Original article

Scand J Work Environ Health 1987;13(4):358-362    pdf

doi:10.5271/sjweh.2027 | Issue date: Aug 1987

Usefulness of blood parameters, especially viscosity, for the diagnosis and elucidation of pathogenic mechanisms of the hand-arm vibration syndrome.

by Okada A, Inaba R, Furuno T, Nohara S, Ariizumi M
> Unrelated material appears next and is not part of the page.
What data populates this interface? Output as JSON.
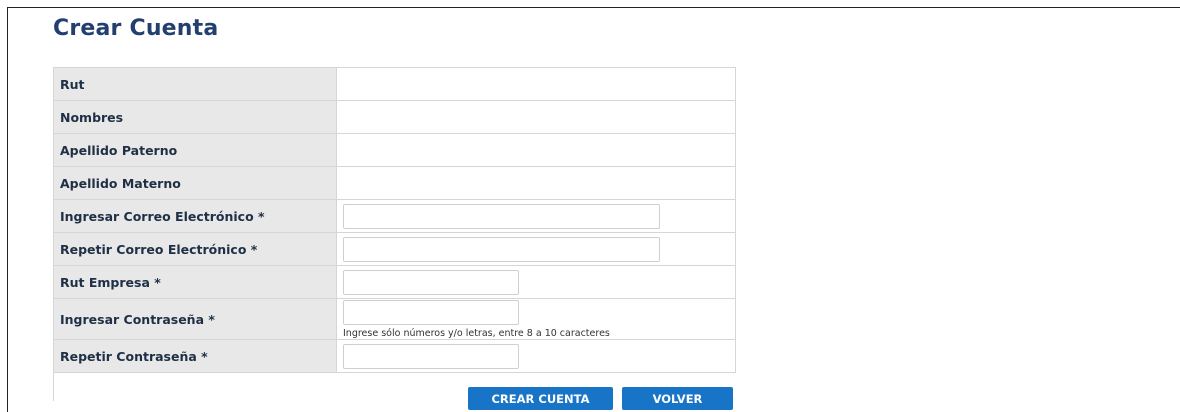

In the present study it was found that, in vibrating-tool operators with Raynaud's phenomenon, whole blood viscosity was significantly higher than in operators without Raynaud's phenomenon at shear rates from 230 to 11.5 s-1. In addition rats were experimentally exposed to local vibration (60 Hz, 5 g) on their hind limbs for 4 h/d for 30 or 90 d. In the case of 30-d exposure, the small arteries in the exposed site did not change. However, after exposure for 90 d, disruption of the internal elastic lamina was observed in the small arteries. The disruption was followed by focal cell proliferation with regenerative formation of collagen and elastic fibers. The fibro-cellular thickening of the intima was further augmented, and, in addition, a complete stenosis of the small lumen of the small artery was observed. Medial thickness did not show significant differences between the control and exposed groups for either exposure duration. The whole blood viscosity was significantly increased by the 90-d but not by the 30-d exposure. These results suggest that there are some relationships between the increase in whole blood viscosity and the intimal thickening of some small arteries in the exposed site.